### Assignment
Retype, exactly as written, every line from the one containing "What data populates" through the last line of the records below, both included; skip the pictures.

### Material provided
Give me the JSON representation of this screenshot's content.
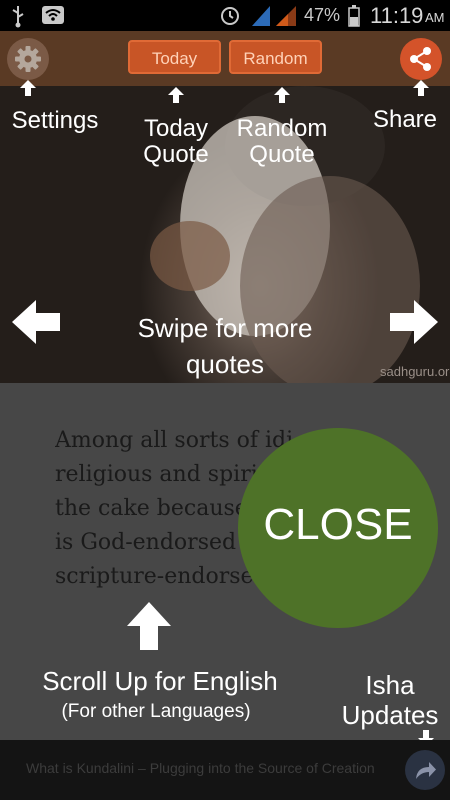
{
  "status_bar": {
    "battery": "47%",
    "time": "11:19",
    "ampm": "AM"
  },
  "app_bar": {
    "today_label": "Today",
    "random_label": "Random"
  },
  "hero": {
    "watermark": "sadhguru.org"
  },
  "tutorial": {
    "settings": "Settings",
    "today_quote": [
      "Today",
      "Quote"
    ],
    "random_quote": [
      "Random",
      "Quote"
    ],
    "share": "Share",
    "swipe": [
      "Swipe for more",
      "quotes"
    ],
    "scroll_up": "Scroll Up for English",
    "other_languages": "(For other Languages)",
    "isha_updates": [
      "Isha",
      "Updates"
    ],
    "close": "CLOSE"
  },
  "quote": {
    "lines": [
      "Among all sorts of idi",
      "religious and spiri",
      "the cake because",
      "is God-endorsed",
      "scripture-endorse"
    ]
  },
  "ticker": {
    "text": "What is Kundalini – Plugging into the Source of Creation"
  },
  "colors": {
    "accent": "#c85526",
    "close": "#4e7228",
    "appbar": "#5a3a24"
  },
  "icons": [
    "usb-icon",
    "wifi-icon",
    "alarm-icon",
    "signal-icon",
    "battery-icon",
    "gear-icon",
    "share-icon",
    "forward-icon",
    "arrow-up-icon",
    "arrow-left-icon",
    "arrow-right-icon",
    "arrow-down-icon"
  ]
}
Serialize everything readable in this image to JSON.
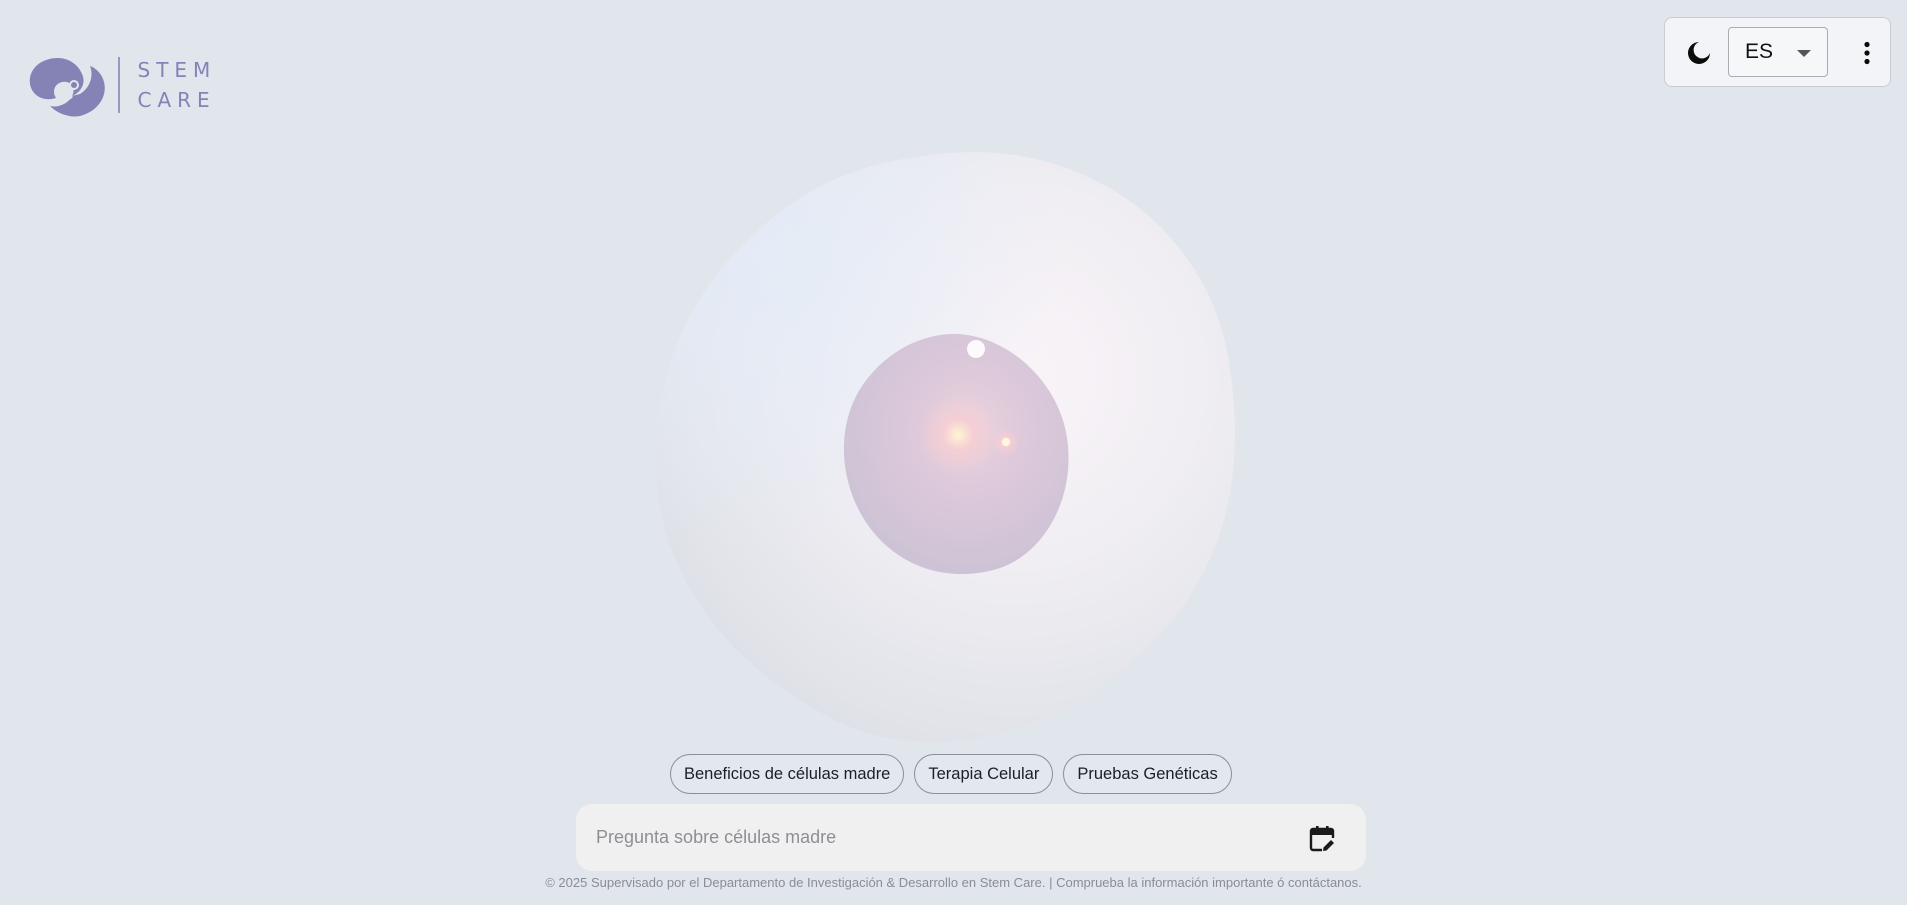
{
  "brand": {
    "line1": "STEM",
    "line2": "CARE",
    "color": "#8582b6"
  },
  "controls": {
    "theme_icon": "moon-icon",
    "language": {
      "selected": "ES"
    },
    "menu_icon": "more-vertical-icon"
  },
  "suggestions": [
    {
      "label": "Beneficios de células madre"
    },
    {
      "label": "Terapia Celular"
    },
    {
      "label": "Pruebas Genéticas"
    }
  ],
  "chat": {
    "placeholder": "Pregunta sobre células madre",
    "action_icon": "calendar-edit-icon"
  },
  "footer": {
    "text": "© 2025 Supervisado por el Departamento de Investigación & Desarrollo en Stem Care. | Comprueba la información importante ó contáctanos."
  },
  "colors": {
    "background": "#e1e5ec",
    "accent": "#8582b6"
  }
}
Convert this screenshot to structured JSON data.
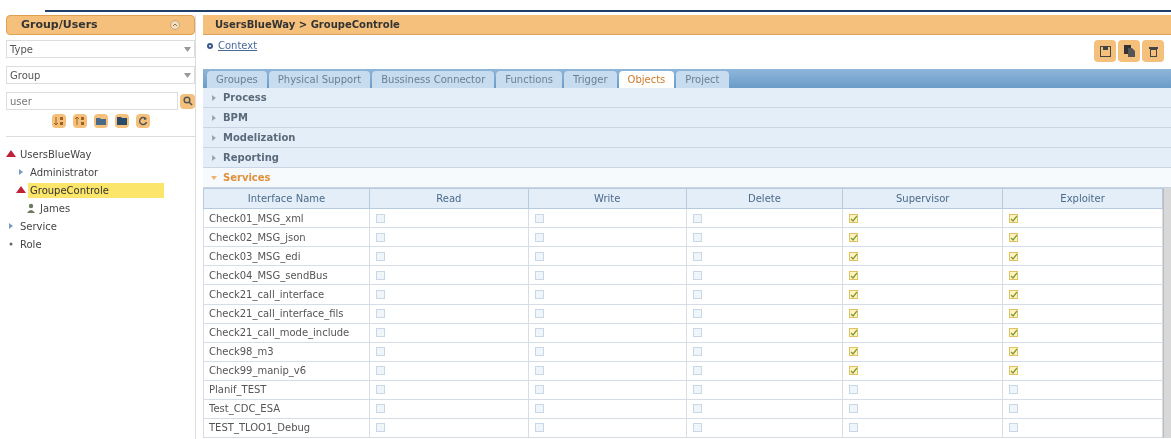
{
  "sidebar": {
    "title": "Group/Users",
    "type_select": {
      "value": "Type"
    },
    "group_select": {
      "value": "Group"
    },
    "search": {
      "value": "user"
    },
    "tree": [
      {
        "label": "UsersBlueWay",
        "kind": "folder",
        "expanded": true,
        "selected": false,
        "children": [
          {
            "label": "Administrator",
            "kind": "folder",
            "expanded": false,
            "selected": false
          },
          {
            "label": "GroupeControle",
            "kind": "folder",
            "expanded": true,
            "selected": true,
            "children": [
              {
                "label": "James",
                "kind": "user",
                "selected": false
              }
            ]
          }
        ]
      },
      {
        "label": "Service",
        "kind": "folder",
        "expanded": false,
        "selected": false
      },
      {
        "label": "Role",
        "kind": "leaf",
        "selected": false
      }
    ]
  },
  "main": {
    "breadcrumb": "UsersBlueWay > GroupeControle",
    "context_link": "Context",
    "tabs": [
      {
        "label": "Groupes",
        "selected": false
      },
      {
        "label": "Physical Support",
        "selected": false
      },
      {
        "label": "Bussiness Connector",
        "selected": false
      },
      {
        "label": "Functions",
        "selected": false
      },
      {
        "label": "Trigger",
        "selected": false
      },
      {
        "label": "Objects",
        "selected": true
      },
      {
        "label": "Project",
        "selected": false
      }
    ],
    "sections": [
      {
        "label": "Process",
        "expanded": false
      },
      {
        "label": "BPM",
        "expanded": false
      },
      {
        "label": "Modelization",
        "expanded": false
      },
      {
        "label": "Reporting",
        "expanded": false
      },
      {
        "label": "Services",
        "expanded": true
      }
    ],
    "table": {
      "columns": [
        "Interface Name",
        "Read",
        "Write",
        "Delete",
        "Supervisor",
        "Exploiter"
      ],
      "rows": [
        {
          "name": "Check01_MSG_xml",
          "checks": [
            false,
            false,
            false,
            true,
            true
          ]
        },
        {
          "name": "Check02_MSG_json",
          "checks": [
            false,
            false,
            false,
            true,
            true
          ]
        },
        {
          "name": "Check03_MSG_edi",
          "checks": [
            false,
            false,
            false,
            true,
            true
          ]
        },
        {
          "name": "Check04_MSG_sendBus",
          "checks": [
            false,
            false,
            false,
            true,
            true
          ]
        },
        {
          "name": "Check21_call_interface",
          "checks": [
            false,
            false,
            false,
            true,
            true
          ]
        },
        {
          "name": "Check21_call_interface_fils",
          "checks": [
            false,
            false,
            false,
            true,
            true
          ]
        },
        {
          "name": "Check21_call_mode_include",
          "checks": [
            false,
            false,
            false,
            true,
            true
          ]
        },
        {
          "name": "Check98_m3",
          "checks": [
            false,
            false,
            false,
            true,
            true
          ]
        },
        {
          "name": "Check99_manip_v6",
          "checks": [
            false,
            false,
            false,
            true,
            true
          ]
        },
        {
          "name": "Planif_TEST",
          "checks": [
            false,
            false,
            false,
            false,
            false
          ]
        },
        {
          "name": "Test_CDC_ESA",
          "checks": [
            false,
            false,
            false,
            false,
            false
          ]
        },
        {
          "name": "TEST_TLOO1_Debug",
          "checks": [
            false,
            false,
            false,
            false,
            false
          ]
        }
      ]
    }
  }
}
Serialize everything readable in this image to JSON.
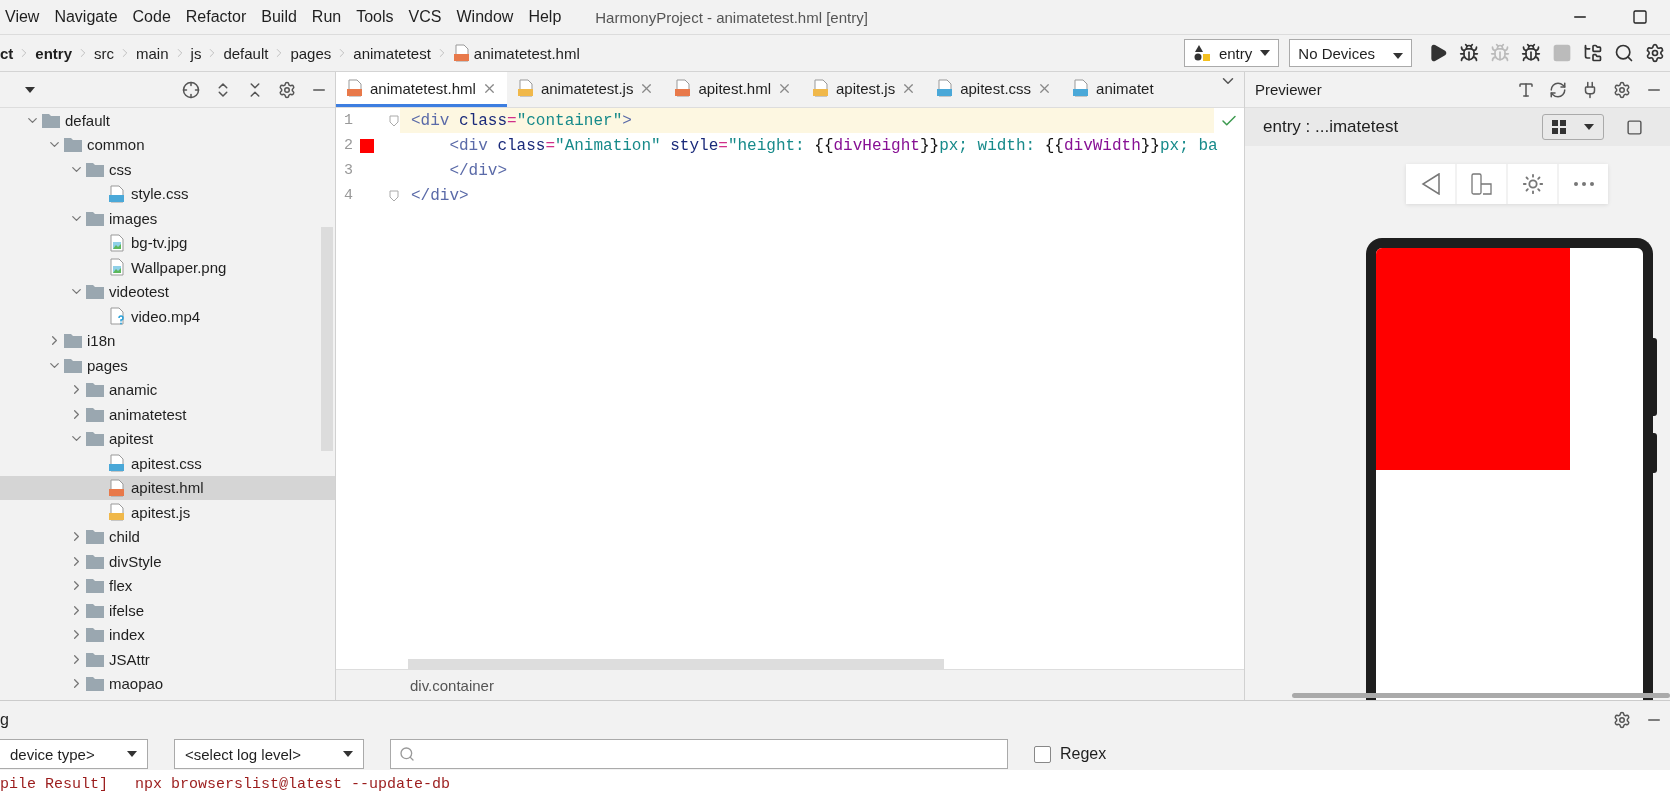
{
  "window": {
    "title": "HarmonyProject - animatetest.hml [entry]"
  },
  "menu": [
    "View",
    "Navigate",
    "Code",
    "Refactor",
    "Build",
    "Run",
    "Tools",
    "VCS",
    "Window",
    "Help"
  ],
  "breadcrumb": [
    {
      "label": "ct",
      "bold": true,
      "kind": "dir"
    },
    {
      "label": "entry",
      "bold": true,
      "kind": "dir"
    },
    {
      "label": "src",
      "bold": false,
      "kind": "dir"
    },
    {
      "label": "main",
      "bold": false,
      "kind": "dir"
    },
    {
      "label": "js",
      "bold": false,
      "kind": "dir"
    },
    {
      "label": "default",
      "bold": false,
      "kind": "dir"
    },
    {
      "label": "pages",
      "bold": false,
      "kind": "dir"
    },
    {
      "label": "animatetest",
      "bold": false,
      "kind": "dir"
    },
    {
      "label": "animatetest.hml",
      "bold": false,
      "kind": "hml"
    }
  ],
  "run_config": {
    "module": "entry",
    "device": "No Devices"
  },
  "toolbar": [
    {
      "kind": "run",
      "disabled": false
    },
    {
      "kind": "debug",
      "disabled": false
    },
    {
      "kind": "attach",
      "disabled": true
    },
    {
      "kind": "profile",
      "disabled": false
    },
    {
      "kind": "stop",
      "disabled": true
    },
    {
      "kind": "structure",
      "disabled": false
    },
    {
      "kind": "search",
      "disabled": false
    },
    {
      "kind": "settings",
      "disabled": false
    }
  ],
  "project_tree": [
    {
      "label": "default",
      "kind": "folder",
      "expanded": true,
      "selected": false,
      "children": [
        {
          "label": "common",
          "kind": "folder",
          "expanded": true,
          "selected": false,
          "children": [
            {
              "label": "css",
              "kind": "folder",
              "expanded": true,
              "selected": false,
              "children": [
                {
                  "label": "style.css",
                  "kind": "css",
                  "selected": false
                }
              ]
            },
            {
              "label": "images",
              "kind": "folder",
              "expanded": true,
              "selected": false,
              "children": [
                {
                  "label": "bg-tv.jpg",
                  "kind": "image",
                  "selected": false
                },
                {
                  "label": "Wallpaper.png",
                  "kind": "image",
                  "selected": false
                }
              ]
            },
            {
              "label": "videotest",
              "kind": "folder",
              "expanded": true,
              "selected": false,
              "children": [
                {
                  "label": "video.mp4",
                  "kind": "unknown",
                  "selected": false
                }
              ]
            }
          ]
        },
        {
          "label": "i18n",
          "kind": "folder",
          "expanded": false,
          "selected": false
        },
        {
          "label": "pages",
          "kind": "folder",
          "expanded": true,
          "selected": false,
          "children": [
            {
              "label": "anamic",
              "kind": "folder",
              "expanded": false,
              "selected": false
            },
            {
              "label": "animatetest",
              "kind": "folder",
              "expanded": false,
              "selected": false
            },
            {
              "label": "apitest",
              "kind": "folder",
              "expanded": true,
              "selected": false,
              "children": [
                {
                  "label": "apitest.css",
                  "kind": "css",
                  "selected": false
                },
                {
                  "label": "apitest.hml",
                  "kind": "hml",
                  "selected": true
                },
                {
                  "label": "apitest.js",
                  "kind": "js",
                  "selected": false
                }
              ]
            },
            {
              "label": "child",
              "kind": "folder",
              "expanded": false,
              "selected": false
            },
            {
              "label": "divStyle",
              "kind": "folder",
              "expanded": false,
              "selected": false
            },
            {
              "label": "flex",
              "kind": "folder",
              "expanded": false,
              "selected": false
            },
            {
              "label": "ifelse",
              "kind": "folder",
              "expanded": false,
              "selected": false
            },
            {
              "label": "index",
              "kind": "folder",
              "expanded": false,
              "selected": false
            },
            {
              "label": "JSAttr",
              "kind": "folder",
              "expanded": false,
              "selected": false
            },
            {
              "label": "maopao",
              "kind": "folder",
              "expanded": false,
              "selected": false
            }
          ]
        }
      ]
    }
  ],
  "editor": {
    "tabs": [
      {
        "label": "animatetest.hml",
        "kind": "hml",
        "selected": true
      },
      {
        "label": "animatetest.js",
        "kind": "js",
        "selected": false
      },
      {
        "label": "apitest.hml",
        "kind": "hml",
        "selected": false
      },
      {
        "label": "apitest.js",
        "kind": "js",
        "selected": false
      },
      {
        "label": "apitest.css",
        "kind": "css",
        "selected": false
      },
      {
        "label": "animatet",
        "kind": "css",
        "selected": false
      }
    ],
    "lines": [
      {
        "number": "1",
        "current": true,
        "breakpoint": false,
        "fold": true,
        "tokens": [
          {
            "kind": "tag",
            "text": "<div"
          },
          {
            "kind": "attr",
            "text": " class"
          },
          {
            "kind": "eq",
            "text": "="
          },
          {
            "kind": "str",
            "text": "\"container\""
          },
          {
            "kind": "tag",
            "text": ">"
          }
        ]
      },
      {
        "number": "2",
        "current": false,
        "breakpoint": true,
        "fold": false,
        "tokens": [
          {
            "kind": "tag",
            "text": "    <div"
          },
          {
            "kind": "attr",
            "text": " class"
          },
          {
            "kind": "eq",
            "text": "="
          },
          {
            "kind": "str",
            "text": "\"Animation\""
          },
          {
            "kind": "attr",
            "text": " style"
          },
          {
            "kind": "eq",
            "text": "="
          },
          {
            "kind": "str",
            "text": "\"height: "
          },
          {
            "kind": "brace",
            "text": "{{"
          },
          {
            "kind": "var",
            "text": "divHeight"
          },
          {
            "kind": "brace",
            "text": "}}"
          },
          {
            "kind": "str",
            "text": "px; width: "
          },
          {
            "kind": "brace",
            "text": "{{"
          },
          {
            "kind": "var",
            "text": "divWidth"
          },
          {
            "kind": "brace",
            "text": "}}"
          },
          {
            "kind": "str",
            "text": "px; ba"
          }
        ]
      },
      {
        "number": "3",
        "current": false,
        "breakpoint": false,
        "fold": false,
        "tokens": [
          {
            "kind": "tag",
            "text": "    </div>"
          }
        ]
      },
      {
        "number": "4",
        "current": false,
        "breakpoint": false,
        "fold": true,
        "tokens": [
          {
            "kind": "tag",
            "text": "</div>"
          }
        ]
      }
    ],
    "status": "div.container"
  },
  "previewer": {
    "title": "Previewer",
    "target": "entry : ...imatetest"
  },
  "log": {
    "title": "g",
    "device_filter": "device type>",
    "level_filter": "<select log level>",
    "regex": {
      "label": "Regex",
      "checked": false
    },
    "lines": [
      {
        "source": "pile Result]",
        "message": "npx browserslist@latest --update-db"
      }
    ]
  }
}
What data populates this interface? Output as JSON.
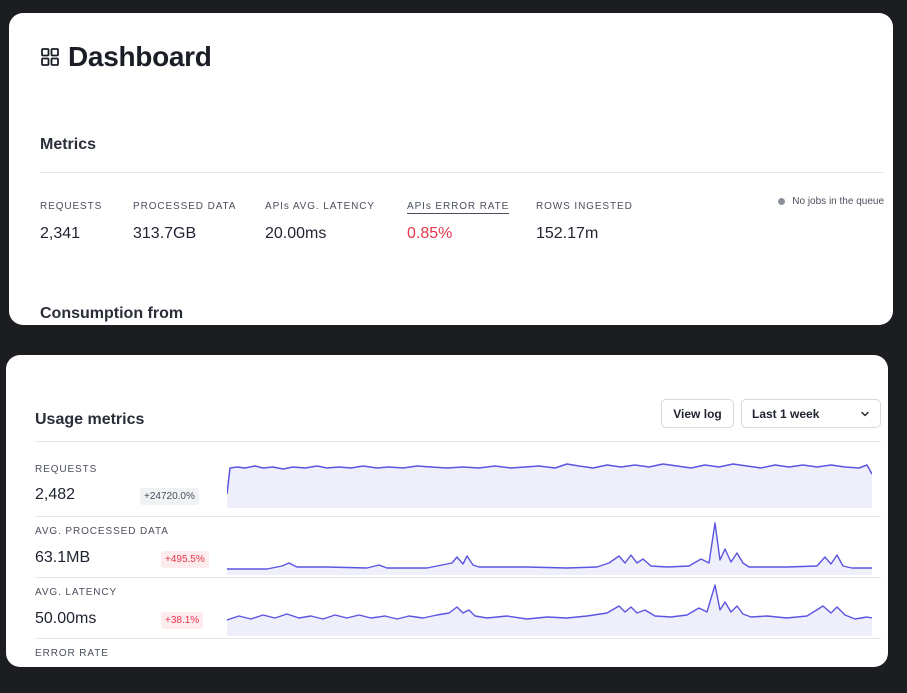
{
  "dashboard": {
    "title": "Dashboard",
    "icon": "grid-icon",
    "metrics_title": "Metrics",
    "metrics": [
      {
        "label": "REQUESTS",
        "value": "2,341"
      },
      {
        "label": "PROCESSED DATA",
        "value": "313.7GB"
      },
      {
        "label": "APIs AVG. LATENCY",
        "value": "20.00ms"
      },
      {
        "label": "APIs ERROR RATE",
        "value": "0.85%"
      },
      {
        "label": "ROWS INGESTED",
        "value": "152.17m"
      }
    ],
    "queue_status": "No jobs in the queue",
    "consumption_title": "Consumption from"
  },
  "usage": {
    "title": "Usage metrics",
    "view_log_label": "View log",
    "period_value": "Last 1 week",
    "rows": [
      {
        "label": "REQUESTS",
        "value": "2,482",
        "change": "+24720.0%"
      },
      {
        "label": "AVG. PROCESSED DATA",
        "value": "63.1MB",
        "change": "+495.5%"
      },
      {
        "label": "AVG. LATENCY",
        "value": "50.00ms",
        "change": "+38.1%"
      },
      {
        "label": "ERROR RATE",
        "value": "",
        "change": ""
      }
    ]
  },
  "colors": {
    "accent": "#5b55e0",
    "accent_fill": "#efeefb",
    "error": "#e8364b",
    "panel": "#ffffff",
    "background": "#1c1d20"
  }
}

### Response below
What data populates this interface? Output as JSON.
{
  "dashboard": {
    "title": "Dashboard",
    "icon": "grid-icon",
    "metrics_title": "Metrics",
    "metrics": [
      {
        "label": "REQUESTS",
        "value": "2,341"
      },
      {
        "label": "PROCESSED DATA",
        "value": "313.7GB"
      },
      {
        "label": "APIs AVG. LATENCY",
        "value": "20.00ms"
      },
      {
        "label": "APIs ERROR RATE",
        "value": "0.85%"
      },
      {
        "label": "ROWS INGESTED",
        "value": "152.17m"
      }
    ],
    "queue_status": "No jobs in the queue",
    "consumption_title": "Consumption from"
  },
  "usage": {
    "title": "Usage metrics",
    "view_log_label": "View log",
    "period_value": "Last 1 week",
    "rows": [
      {
        "label": "REQUESTS",
        "value": "2,482",
        "change": "+24720.0%"
      },
      {
        "label": "AVG. PROCESSED DATA",
        "value": "63.1MB",
        "change": "+495.5%"
      },
      {
        "label": "AVG. LATENCY",
        "value": "50.00ms",
        "change": "+38.1%"
      },
      {
        "label": "ERROR RATE",
        "value": "",
        "change": ""
      }
    ]
  },
  "colors": {
    "accent": "#5b55e0",
    "accent_fill": "#efeefb",
    "error": "#e8364b",
    "panel": "#ffffff",
    "background": "#1c1d20"
  }
}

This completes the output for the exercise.